◆ What to produce ◆
Retype every entry in its entirety, without alteration.

# # # # #

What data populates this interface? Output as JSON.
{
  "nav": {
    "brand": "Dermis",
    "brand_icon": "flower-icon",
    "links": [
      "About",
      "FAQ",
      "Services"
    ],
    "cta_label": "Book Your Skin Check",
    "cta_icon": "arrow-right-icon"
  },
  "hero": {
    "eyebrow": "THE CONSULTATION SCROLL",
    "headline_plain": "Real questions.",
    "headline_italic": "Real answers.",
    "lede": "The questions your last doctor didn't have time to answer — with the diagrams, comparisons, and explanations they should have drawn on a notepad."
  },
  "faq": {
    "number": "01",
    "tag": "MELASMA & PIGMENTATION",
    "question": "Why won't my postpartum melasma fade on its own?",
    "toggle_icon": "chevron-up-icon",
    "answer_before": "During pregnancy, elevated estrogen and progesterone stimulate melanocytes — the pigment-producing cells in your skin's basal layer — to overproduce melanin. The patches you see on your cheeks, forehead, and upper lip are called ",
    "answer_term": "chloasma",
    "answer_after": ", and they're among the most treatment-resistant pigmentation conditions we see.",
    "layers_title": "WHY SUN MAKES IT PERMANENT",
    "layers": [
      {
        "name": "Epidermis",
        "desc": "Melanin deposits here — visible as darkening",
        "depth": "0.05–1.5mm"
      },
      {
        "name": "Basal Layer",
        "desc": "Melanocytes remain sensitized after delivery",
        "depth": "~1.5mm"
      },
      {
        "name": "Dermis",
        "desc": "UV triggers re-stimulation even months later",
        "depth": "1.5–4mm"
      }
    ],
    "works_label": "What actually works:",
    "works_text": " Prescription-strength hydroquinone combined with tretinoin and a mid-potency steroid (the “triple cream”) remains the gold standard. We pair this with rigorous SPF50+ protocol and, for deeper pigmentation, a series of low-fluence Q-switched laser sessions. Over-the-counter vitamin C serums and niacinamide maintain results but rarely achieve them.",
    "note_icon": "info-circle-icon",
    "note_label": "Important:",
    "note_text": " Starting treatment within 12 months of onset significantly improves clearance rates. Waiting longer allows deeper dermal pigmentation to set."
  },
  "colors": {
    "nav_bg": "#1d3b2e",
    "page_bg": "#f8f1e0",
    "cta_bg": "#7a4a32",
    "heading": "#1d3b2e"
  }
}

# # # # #

◆ Your solution ◆
What data populates this interface? Output as JSON.
{
  "nav": {
    "brand": "Dermis",
    "brand_icon": "flower-icon",
    "links": [
      "About",
      "FAQ",
      "Services"
    ],
    "cta_label": "Book Your Skin Check",
    "cta_icon": "arrow-right-icon"
  },
  "hero": {
    "eyebrow": "THE CONSULTATION SCROLL",
    "headline_plain": "Real questions.",
    "headline_italic": "Real answers.",
    "lede": "The questions your last doctor didn't have time to answer — with the diagrams, comparisons, and explanations they should have drawn on a notepad."
  },
  "faq": {
    "number": "01",
    "tag": "MELASMA & PIGMENTATION",
    "question": "Why won't my postpartum melasma fade on its own?",
    "toggle_icon": "chevron-up-icon",
    "answer_before": "During pregnancy, elevated estrogen and progesterone stimulate melanocytes — the pigment-producing cells in your skin's basal layer — to overproduce melanin. The patches you see on your cheeks, forehead, and upper lip are called ",
    "answer_term": "chloasma",
    "answer_after": ", and they're among the most treatment-resistant pigmentation conditions we see.",
    "layers_title": "WHY SUN MAKES IT PERMANENT",
    "layers": [
      {
        "name": "Epidermis",
        "desc": "Melanin deposits here — visible as darkening",
        "depth": "0.05–1.5mm"
      },
      {
        "name": "Basal Layer",
        "desc": "Melanocytes remain sensitized after delivery",
        "depth": "~1.5mm"
      },
      {
        "name": "Dermis",
        "desc": "UV triggers re-stimulation even months later",
        "depth": "1.5–4mm"
      }
    ],
    "works_label": "What actually works:",
    "works_text": " Prescription-strength hydroquinone combined with tretinoin and a mid-potency steroid (the “triple cream”) remains the gold standard. We pair this with rigorous SPF50+ protocol and, for deeper pigmentation, a series of low-fluence Q-switched laser sessions. Over-the-counter vitamin C serums and niacinamide maintain results but rarely achieve them.",
    "note_icon": "info-circle-icon",
    "note_label": "Important:",
    "note_text": " Starting treatment within 12 months of onset significantly improves clearance rates. Waiting longer allows deeper dermal pigmentation to set."
  },
  "colors": {
    "nav_bg": "#1d3b2e",
    "page_bg": "#f8f1e0",
    "cta_bg": "#7a4a32",
    "heading": "#1d3b2e"
  }
}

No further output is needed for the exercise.